The boss of Croydon University Hospital said this winter has been one of the worst he has experienced in his 30 years in the NHS.

Matthew Kershaw also warned that Coronavirus was still prevalent at the South London hospital.

Speaking to a Croydon Council health and social care committee on Tuesday (January 24), he said: “I’ve worked in the NHS for over 30 years now and I would say at periods of the winter period we are now in it has been as difficult, if not more difficult than any of my previous years in the NHS.

“We have just gone through Covid and are still living with it. We have a number of patients in the trust who have got a positive Covid diagnosis so it has not completely gone away but it is of a different scale than it was two years ago.

“That was exceptionally difficult, largely because we were learning as we were going. What we’ve got now is an ongoing significant challenge to how urgent and emergency care services work for patients and the staff.

“I would say this is as difficult, if not more so, as what we dealt with in Covid times. There have been reductions in the standards we would aspire to and have achieved in the past in terms of the waits for urgent care.”

The latest NHS figures in December show that of the 13,792 patients that attended the hospital’s A&E 5,922 waited more than four hours to be seen.

A total of 535 patients waited more than 12 hours for a bed once a decision was made that they had to stay in hospital, this is up from the 442 who had such a long wait in November.
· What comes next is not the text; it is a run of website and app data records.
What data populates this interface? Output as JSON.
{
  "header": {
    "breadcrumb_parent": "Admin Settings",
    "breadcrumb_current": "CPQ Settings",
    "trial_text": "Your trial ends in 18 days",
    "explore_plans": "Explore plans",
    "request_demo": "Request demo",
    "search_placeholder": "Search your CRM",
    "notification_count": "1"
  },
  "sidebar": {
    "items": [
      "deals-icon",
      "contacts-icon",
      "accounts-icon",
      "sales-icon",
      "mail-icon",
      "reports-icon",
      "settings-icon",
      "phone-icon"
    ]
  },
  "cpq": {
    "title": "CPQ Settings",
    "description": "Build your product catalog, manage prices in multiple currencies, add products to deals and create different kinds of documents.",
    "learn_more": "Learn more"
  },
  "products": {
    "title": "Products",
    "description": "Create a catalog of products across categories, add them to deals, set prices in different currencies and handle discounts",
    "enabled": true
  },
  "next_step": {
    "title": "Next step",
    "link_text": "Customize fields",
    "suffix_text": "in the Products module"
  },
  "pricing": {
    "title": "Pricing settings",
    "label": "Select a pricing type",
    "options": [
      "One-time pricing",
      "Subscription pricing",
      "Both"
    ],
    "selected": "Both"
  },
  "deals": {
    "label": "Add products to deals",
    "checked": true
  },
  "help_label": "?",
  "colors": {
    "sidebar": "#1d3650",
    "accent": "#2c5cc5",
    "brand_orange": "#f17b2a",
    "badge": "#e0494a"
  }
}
At a One Croydon Health and Care Board earlier this month, Lee McPhail, chief operating officer at the health trust, said measures taken by Croydon University Hospital meant patients were not being treated in corridors.

At the start of December, the hospital started using a discharge lounge, usually used for people waiting to leave hospital, as a place for patients to wait for a bed to become available.

It is usually used 10 hours a day, but has been expanded and turned into a 24/7 facility with 12 additional beds as well as a seating area.

This month, Croydon was picked as one of six hospitals nationally to take part in a pilot to free up hospital beds by giving people care in the community.

Croydon has been awarded £800,000 of funding to triple the number of residents who can continue their treatment at home once they are well enough to leave hospital.